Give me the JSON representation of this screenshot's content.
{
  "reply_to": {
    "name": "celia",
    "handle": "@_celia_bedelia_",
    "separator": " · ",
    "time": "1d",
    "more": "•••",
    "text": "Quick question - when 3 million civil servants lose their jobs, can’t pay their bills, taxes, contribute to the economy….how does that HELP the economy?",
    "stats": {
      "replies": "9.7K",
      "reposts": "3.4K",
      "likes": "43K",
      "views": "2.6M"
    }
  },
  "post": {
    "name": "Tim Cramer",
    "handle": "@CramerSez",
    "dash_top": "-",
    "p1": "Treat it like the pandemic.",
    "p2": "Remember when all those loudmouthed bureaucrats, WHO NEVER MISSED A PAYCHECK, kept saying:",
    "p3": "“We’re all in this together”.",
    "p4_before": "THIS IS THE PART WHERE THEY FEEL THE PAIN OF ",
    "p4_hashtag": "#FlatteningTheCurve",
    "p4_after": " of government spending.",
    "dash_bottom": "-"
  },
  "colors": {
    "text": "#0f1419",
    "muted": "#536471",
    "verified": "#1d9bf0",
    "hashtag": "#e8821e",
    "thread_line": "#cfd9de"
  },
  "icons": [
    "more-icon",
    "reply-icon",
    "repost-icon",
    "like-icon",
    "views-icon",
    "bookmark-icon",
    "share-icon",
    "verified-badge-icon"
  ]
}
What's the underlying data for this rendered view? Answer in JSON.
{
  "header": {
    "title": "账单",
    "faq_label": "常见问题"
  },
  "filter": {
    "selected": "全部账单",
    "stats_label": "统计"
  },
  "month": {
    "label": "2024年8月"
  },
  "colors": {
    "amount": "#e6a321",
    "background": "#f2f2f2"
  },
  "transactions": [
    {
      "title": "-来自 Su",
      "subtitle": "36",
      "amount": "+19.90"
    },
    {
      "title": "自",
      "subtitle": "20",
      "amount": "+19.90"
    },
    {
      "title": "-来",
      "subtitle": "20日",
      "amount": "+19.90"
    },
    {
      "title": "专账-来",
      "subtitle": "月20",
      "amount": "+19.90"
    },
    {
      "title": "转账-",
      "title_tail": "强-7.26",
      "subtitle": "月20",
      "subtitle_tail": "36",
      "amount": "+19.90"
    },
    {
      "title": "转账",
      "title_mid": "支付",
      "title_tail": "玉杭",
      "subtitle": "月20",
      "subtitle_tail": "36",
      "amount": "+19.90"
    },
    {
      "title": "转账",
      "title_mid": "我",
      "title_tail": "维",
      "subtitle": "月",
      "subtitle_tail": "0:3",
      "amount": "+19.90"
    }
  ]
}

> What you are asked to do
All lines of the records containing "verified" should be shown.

> Exercise response
    "verified": "#1d9bf0",
    "verified-badge-icon"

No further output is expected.